7.   The instruction reads as follows:You are instructed that under the State Constitution a governor is empowered to grant a reprieve, pardon, or commutation after sentence following conviction of a crime.   Under this power, a governor may in the future commute or modify a sentence without-of life without possibility of parole to a lesser sentence, which would include the possibility of parole.You are further instructed that such power by a governor to commute or modify a sentence is not to be considered by you in determining whether the defendant should be sentenced to death or life imprisonment without the possibility of parole.You may not speculate as to if or when a commutation or modification would or would not be granted to the defendant.   It's not your function to decide now whether the defendant will receive such a commutation or modification at some future date.   So as far as you are concerned, you are to decide only whether the defendant should suffer the death penalty or should be permitted to remain alive under the sentence of life imprisonment without the possibility of parole.If upon consideration of the evidence and instructions you conclude that life imprisonment without the possibility of parole is the proper sentence, you must assume that the governor will perform his duty in a correct and responsible manner and will not commute this defendant's sentence unless convinced that he should be eligible for parole and can be safely released into society, in a correct and responsible manner.It would be a violation of your duty as jurors if you were to fix the penalty at death because of a doubt that the governor will properly carry out his responsibilities.RT Augmentation 120-21.

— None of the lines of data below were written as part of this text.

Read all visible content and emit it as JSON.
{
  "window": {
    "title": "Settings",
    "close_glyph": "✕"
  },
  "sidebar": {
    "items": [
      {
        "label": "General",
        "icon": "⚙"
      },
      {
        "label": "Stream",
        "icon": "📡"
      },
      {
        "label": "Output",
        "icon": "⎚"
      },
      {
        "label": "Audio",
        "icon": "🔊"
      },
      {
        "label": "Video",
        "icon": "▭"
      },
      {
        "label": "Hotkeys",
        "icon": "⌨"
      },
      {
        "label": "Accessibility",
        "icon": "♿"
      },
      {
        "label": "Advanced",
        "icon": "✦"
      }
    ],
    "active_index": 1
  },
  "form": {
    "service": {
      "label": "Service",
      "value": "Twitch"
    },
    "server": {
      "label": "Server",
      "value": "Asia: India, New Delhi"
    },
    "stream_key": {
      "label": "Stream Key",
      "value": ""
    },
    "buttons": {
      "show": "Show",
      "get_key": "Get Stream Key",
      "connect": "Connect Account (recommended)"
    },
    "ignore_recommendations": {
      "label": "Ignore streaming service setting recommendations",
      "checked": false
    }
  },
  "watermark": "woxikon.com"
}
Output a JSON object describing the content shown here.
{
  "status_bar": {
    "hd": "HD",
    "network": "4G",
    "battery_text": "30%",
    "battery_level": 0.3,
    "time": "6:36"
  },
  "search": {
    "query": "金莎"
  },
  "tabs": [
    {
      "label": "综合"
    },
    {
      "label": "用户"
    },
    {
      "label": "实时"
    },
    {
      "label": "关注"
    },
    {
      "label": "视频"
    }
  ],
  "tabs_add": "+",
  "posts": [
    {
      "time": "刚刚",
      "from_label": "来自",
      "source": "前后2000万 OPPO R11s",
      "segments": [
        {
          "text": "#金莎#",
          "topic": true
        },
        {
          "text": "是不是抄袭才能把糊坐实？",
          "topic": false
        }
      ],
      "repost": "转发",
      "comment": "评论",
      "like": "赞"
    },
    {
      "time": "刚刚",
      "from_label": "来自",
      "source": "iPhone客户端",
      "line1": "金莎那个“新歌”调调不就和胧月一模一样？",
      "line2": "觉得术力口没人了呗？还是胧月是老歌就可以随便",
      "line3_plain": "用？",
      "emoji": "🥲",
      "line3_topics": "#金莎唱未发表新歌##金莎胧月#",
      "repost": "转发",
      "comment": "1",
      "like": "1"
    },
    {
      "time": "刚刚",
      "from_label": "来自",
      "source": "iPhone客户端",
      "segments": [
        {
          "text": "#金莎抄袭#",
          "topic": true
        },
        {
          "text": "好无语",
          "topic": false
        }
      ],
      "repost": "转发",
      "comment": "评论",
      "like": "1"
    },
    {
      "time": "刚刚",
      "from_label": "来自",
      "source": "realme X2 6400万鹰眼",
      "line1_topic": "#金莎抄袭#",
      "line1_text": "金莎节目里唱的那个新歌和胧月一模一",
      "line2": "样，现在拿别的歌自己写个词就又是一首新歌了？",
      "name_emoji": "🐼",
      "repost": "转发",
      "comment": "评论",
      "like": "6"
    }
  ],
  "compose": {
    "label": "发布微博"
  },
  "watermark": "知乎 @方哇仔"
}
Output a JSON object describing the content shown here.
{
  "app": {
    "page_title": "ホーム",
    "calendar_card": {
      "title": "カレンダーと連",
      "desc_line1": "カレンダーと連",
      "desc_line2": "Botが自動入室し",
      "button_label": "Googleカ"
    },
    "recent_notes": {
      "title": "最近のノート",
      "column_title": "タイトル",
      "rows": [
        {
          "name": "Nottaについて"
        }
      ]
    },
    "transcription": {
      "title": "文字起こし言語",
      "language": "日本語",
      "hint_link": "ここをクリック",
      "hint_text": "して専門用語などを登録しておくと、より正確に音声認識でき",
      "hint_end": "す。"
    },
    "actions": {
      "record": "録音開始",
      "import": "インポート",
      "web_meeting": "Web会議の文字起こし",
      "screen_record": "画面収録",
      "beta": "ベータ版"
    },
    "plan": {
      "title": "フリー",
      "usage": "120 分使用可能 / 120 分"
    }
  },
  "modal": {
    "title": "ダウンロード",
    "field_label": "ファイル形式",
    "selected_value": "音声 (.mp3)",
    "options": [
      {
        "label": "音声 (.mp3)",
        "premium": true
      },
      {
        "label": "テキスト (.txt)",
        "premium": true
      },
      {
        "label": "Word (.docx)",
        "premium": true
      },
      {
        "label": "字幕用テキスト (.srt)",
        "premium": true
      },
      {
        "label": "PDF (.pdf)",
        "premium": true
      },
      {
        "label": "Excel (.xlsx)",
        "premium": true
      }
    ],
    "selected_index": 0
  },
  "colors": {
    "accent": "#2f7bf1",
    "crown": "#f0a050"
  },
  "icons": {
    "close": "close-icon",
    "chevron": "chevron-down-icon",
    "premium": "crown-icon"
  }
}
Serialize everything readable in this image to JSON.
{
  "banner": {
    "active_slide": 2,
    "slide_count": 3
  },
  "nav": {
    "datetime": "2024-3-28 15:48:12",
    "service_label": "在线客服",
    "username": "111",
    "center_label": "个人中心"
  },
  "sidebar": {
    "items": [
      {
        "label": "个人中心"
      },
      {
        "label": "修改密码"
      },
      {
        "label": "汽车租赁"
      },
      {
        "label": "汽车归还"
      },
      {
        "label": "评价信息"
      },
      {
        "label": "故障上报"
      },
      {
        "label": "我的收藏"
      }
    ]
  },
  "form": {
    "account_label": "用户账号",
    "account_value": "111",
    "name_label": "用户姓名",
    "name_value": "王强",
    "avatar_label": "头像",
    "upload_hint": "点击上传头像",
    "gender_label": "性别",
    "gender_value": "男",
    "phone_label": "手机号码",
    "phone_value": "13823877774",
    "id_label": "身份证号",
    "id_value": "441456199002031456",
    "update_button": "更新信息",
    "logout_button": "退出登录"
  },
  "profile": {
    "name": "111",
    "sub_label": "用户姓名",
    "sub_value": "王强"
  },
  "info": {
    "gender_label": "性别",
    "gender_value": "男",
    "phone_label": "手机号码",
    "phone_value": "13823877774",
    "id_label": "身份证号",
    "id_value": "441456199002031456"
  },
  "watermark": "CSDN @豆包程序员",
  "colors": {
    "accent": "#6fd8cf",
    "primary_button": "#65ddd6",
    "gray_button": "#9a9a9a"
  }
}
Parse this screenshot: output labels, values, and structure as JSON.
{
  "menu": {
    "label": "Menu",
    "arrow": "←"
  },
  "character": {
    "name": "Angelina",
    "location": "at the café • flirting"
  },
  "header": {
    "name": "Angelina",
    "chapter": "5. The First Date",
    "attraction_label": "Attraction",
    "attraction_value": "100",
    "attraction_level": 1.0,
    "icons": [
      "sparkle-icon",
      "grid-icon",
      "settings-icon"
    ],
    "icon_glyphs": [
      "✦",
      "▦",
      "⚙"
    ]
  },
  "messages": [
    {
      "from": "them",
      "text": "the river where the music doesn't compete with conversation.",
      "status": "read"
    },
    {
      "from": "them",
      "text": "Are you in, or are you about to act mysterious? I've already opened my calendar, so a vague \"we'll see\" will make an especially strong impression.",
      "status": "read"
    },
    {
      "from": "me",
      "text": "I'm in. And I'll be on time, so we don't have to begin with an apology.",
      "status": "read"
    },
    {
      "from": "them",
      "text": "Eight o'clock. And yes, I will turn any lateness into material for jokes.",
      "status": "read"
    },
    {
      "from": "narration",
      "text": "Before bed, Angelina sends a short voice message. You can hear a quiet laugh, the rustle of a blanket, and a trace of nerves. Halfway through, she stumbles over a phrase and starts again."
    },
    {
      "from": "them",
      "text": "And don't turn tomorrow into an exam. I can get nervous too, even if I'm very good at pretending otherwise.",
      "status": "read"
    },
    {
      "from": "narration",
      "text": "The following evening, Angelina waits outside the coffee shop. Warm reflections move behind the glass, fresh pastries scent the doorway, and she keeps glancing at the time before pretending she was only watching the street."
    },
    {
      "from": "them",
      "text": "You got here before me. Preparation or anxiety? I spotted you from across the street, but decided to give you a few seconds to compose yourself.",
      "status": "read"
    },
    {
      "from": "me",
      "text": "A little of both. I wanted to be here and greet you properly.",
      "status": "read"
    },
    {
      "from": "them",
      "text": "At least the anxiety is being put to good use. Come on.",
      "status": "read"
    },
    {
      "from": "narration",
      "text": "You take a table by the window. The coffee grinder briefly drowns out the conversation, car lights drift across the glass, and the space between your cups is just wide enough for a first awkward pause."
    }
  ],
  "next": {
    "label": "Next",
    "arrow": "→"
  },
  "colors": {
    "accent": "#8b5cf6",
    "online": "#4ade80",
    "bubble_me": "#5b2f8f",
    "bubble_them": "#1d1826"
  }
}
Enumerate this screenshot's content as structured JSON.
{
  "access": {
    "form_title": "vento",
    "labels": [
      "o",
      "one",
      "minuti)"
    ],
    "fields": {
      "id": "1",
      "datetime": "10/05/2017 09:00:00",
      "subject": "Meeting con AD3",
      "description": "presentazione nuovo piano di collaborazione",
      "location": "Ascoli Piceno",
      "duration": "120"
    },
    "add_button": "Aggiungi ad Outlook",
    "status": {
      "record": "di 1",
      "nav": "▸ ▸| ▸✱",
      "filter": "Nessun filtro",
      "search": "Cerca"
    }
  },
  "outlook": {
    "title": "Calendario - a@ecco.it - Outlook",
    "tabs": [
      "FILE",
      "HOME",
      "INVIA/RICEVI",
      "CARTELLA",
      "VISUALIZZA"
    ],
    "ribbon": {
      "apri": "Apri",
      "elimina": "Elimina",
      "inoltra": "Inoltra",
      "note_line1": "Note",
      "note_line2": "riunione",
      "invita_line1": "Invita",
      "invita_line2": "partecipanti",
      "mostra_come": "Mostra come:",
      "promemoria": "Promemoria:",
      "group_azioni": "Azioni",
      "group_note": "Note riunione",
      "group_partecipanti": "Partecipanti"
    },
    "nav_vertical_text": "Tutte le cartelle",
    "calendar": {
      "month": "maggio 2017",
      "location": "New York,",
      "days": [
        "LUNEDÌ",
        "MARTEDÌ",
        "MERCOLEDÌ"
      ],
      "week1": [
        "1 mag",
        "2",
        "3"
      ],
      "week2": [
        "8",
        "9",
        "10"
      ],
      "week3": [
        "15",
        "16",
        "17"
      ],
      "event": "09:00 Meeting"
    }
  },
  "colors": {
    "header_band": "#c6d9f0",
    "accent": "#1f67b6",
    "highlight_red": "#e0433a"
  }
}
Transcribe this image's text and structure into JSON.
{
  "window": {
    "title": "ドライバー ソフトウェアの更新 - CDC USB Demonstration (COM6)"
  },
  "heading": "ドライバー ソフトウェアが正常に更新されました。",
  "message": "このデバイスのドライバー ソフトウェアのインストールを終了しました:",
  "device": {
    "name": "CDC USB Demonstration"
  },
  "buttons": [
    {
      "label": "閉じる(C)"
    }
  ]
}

1.   Evidence of McLain's deprived and violent childhood and his resulting mental disorders was found to be mitigating and are discussed in Part II, infra.

Opinion by Judge KOZINSKI;  Concurrence by Judge FERGUSON.